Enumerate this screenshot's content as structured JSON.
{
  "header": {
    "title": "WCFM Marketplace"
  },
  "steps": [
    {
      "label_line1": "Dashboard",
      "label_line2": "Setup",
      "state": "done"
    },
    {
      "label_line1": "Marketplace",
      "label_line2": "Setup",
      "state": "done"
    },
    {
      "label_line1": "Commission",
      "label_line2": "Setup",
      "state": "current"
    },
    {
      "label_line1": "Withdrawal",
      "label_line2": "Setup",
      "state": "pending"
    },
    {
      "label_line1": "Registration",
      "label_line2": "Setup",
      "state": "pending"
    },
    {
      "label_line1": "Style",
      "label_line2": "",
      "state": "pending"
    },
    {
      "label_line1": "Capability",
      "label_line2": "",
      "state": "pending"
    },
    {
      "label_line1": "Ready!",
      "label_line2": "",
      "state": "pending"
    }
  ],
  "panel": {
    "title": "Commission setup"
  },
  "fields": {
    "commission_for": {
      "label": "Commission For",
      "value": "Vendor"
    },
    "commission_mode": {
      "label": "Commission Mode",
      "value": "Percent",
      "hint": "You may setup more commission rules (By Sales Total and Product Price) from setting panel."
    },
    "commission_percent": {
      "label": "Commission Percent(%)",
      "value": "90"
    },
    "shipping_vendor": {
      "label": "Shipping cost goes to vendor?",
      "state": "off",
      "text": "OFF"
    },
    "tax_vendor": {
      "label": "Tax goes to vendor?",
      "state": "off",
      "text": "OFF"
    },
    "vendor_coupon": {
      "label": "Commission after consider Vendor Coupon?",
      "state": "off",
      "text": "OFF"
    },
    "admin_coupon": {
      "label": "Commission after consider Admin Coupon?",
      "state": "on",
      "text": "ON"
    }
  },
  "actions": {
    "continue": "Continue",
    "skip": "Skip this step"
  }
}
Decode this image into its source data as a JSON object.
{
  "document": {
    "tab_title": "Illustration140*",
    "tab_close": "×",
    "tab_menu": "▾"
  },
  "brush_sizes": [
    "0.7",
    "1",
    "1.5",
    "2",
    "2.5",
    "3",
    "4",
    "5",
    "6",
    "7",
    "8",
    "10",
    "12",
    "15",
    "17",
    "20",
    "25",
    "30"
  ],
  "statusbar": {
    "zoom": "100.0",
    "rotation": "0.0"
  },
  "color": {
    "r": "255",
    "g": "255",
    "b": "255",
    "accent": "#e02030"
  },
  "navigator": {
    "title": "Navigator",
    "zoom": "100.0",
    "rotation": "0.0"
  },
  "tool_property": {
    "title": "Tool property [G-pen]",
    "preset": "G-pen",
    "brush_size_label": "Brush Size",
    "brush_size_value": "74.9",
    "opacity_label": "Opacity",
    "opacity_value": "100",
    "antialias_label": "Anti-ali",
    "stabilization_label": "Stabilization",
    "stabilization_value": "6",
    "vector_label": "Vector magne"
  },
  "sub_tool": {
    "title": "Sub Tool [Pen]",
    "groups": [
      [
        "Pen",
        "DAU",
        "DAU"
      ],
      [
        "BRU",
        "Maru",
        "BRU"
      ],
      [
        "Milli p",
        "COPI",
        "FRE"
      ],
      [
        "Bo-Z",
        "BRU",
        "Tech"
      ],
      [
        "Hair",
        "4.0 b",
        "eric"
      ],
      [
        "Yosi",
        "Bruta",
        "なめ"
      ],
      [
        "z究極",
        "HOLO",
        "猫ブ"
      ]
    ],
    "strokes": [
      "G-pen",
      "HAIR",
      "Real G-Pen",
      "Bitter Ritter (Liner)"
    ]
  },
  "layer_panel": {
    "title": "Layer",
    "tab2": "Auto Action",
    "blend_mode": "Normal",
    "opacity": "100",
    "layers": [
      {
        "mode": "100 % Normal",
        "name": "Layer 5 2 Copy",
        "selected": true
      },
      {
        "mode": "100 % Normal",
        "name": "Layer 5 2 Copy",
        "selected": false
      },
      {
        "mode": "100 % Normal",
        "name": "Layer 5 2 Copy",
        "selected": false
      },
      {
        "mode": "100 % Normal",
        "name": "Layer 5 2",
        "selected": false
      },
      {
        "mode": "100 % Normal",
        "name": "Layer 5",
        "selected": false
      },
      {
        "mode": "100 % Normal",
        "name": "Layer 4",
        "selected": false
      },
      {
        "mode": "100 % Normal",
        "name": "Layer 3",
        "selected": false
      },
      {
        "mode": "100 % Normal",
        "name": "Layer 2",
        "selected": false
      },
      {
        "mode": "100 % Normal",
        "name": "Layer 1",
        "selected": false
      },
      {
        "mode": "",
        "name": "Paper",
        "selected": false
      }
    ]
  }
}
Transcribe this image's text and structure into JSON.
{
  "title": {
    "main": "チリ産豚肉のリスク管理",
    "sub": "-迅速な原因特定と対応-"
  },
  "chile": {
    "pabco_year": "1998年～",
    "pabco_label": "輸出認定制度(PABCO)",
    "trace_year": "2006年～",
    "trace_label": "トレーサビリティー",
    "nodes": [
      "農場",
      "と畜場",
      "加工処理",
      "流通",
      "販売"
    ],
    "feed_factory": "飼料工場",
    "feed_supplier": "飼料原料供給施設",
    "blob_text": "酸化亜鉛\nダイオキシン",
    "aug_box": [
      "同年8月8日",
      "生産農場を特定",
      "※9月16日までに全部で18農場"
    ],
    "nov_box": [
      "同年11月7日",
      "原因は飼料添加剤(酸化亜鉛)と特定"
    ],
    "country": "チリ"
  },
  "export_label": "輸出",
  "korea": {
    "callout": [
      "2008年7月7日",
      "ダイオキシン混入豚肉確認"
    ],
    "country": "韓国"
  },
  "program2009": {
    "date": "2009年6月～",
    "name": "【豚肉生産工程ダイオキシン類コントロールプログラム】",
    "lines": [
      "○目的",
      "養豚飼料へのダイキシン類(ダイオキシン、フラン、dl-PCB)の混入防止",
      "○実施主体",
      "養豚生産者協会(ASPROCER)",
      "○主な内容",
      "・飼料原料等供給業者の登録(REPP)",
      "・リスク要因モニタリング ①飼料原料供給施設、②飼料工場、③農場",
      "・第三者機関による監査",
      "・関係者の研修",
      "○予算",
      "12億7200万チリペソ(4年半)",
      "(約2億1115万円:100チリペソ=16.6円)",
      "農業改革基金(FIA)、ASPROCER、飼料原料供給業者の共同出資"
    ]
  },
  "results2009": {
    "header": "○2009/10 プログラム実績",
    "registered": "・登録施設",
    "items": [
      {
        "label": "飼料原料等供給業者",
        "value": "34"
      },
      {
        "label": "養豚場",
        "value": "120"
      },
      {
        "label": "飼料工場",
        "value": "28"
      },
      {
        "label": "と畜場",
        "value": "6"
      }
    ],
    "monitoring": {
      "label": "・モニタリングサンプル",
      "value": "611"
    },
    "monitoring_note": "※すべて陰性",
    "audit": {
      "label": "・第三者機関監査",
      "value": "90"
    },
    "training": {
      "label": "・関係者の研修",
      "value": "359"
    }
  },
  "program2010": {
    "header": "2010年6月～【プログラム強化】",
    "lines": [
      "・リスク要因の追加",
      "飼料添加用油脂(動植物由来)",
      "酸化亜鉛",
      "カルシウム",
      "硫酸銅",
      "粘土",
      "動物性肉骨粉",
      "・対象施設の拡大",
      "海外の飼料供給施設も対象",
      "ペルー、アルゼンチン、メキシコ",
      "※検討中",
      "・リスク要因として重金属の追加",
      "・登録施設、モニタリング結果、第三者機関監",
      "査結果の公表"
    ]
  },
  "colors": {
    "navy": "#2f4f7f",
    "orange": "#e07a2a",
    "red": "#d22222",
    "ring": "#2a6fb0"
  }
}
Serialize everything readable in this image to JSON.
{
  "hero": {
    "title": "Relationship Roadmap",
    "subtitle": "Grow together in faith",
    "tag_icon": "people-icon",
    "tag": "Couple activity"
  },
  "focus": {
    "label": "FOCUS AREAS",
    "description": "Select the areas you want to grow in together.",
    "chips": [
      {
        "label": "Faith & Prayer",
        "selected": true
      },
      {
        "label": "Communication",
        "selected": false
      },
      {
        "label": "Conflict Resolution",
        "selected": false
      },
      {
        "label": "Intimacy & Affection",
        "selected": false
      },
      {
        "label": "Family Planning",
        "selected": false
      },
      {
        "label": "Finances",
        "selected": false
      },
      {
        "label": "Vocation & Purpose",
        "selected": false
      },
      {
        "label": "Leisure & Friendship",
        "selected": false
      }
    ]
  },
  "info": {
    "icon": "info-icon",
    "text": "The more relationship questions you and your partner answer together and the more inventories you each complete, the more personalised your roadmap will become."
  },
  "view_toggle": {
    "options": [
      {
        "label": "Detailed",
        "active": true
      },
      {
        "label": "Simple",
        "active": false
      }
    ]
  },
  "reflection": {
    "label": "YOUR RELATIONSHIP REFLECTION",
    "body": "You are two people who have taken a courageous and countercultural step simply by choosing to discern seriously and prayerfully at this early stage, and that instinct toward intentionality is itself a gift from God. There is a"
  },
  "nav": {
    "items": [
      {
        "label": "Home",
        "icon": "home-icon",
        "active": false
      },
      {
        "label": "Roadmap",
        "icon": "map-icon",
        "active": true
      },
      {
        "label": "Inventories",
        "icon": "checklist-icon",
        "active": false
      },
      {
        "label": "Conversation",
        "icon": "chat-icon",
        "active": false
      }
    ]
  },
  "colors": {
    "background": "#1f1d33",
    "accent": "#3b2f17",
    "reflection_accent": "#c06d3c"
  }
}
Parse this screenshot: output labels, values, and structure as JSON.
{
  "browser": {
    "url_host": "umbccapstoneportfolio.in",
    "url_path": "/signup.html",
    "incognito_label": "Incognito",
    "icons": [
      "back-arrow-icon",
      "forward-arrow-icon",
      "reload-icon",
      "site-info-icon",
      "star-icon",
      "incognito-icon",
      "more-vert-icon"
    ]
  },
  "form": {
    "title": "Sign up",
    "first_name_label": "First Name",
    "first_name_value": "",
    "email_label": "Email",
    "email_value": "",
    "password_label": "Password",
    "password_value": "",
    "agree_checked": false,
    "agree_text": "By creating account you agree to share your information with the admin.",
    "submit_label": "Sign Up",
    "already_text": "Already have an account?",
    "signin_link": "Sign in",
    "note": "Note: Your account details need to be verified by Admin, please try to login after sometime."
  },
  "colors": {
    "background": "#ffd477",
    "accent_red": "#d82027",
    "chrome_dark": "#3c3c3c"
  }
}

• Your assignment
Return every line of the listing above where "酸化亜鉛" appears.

• Answer box
    "blob_text": "酸化亜鉛\nダイオキシン",
      "原因は飼料添加剤(酸化亜鉛)と特定"
      "酸化亜鉛",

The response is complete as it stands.